• AIM OF THE TASK: What you return must match the entries word for word, minus the pictures.

Extracted records:
"""
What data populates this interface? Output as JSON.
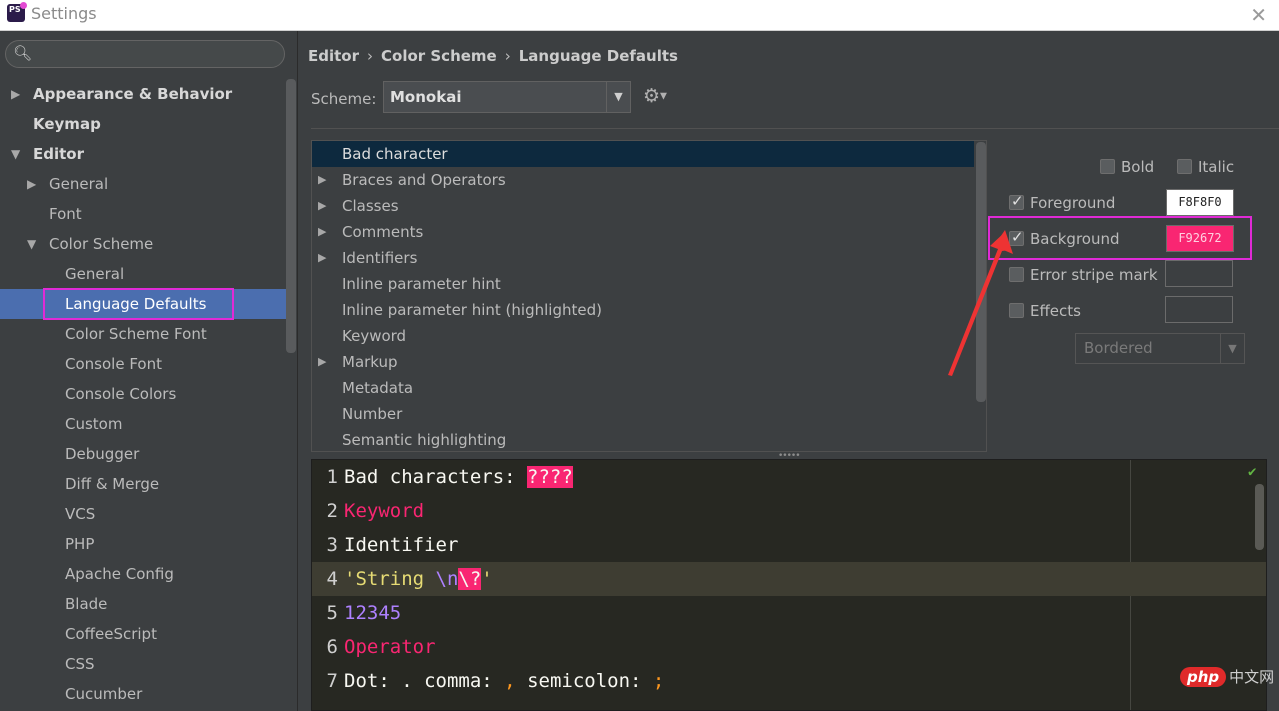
{
  "window": {
    "title": "Settings",
    "logo_text": "PS"
  },
  "sidebar": {
    "items": [
      {
        "label": "Appearance & Behavior",
        "level": 0,
        "arrow": "right",
        "bold": true
      },
      {
        "label": "Keymap",
        "level": 0,
        "arrow": "",
        "bold": true
      },
      {
        "label": "Editor",
        "level": 0,
        "arrow": "down",
        "bold": true
      },
      {
        "label": "General",
        "level": 1,
        "arrow": "right"
      },
      {
        "label": "Font",
        "level": 1,
        "arrow": ""
      },
      {
        "label": "Color Scheme",
        "level": 1,
        "arrow": "down"
      },
      {
        "label": "General",
        "level": 2,
        "arrow": ""
      },
      {
        "label": "Language Defaults",
        "level": 2,
        "arrow": "",
        "selected": true
      },
      {
        "label": "Color Scheme Font",
        "level": 2,
        "arrow": ""
      },
      {
        "label": "Console Font",
        "level": 2,
        "arrow": ""
      },
      {
        "label": "Console Colors",
        "level": 2,
        "arrow": ""
      },
      {
        "label": "Custom",
        "level": 2,
        "arrow": ""
      },
      {
        "label": "Debugger",
        "level": 2,
        "arrow": ""
      },
      {
        "label": "Diff & Merge",
        "level": 2,
        "arrow": ""
      },
      {
        "label": "VCS",
        "level": 2,
        "arrow": ""
      },
      {
        "label": "PHP",
        "level": 2,
        "arrow": ""
      },
      {
        "label": "Apache Config",
        "level": 2,
        "arrow": ""
      },
      {
        "label": "Blade",
        "level": 2,
        "arrow": ""
      },
      {
        "label": "CoffeeScript",
        "level": 2,
        "arrow": ""
      },
      {
        "label": "CSS",
        "level": 2,
        "arrow": ""
      },
      {
        "label": "Cucumber",
        "level": 2,
        "arrow": ""
      }
    ]
  },
  "breadcrumb": {
    "part1": "Editor",
    "part2": "Color Scheme",
    "part3": "Language Defaults",
    "sep": "›"
  },
  "scheme": {
    "label": "Scheme:",
    "value": "Monokai"
  },
  "attributes": [
    {
      "label": "Bad character",
      "arrow": false,
      "selected": true
    },
    {
      "label": "Braces and Operators",
      "arrow": true
    },
    {
      "label": "Classes",
      "arrow": true
    },
    {
      "label": "Comments",
      "arrow": true
    },
    {
      "label": "Identifiers",
      "arrow": true
    },
    {
      "label": "Inline parameter hint",
      "arrow": false
    },
    {
      "label": "Inline parameter hint (highlighted)",
      "arrow": false
    },
    {
      "label": "Keyword",
      "arrow": false
    },
    {
      "label": "Markup",
      "arrow": true
    },
    {
      "label": "Metadata",
      "arrow": false
    },
    {
      "label": "Number",
      "arrow": false
    },
    {
      "label": "Semantic highlighting",
      "arrow": false
    }
  ],
  "props": {
    "bold_label": "Bold",
    "italic_label": "Italic",
    "foreground_label": "Foreground",
    "foreground_value": "F8F8F0",
    "foreground_color": "#ffffff",
    "background_label": "Background",
    "background_value": "F92672",
    "background_color": "#f92672",
    "error_stripe_label": "Error stripe mark",
    "effects_label": "Effects",
    "effects_type": "Bordered"
  },
  "preview": {
    "line1_text": "Bad characters: ",
    "line1_bad": "????",
    "line2_kw": "Keyword",
    "line3_text": "Identifier",
    "line4_str1": "'String ",
    "line4_esc": "\\n",
    "line4_bad": "\\?",
    "line4_str2": "'",
    "line5_num": "12345",
    "line6_op": "Operator",
    "line7_a": "Dot: ",
    "line7_dot": ".",
    "line7_b": " comma: ",
    "line7_comma": ",",
    "line7_c": " semicolon: ",
    "line7_semi": ";"
  },
  "watermark": {
    "php": "php",
    "cn": "中文网"
  },
  "colors": {
    "accent_highlight": "#e02ad6",
    "selection": "#4b6eaf",
    "editor_bg": "#272822"
  }
}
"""
• RESULT BELOW:
What data populates this interface? Output as JSON.
{
  "window": {
    "title": "Settings",
    "logo_text": "PS"
  },
  "sidebar": {
    "items": [
      {
        "label": "Appearance & Behavior",
        "level": 0,
        "arrow": "right",
        "bold": true
      },
      {
        "label": "Keymap",
        "level": 0,
        "arrow": "",
        "bold": true
      },
      {
        "label": "Editor",
        "level": 0,
        "arrow": "down",
        "bold": true
      },
      {
        "label": "General",
        "level": 1,
        "arrow": "right"
      },
      {
        "label": "Font",
        "level": 1,
        "arrow": ""
      },
      {
        "label": "Color Scheme",
        "level": 1,
        "arrow": "down"
      },
      {
        "label": "General",
        "level": 2,
        "arrow": ""
      },
      {
        "label": "Language Defaults",
        "level": 2,
        "arrow": "",
        "selected": true
      },
      {
        "label": "Color Scheme Font",
        "level": 2,
        "arrow": ""
      },
      {
        "label": "Console Font",
        "level": 2,
        "arrow": ""
      },
      {
        "label": "Console Colors",
        "level": 2,
        "arrow": ""
      },
      {
        "label": "Custom",
        "level": 2,
        "arrow": ""
      },
      {
        "label": "Debugger",
        "level": 2,
        "arrow": ""
      },
      {
        "label": "Diff & Merge",
        "level": 2,
        "arrow": ""
      },
      {
        "label": "VCS",
        "level": 2,
        "arrow": ""
      },
      {
        "label": "PHP",
        "level": 2,
        "arrow": ""
      },
      {
        "label": "Apache Config",
        "level": 2,
        "arrow": ""
      },
      {
        "label": "Blade",
        "level": 2,
        "arrow": ""
      },
      {
        "label": "CoffeeScript",
        "level": 2,
        "arrow": ""
      },
      {
        "label": "CSS",
        "level": 2,
        "arrow": ""
      },
      {
        "label": "Cucumber",
        "level": 2,
        "arrow": ""
      }
    ]
  },
  "breadcrumb": {
    "part1": "Editor",
    "part2": "Color Scheme",
    "part3": "Language Defaults",
    "sep": "›"
  },
  "scheme": {
    "label": "Scheme:",
    "value": "Monokai"
  },
  "attributes": [
    {
      "label": "Bad character",
      "arrow": false,
      "selected": true
    },
    {
      "label": "Braces and Operators",
      "arrow": true
    },
    {
      "label": "Classes",
      "arrow": true
    },
    {
      "label": "Comments",
      "arrow": true
    },
    {
      "label": "Identifiers",
      "arrow": true
    },
    {
      "label": "Inline parameter hint",
      "arrow": false
    },
    {
      "label": "Inline parameter hint (highlighted)",
      "arrow": false
    },
    {
      "label": "Keyword",
      "arrow": false
    },
    {
      "label": "Markup",
      "arrow": true
    },
    {
      "label": "Metadata",
      "arrow": false
    },
    {
      "label": "Number",
      "arrow": false
    },
    {
      "label": "Semantic highlighting",
      "arrow": false
    }
  ],
  "props": {
    "bold_label": "Bold",
    "italic_label": "Italic",
    "foreground_label": "Foreground",
    "foreground_value": "F8F8F0",
    "foreground_color": "#ffffff",
    "background_label": "Background",
    "background_value": "F92672",
    "background_color": "#f92672",
    "error_stripe_label": "Error stripe mark",
    "effects_label": "Effects",
    "effects_type": "Bordered"
  },
  "preview": {
    "line1_text": "Bad characters: ",
    "line1_bad": "????",
    "line2_kw": "Keyword",
    "line3_text": "Identifier",
    "line4_str1": "'String ",
    "line4_esc": "\\n",
    "line4_bad": "\\?",
    "line4_str2": "'",
    "line5_num": "12345",
    "line6_op": "Operator",
    "line7_a": "Dot: ",
    "line7_dot": ".",
    "line7_b": " comma: ",
    "line7_comma": ",",
    "line7_c": " semicolon: ",
    "line7_semi": ";"
  },
  "watermark": {
    "php": "php",
    "cn": "中文网"
  },
  "colors": {
    "accent_highlight": "#e02ad6",
    "selection": "#4b6eaf",
    "editor_bg": "#272822"
  }
}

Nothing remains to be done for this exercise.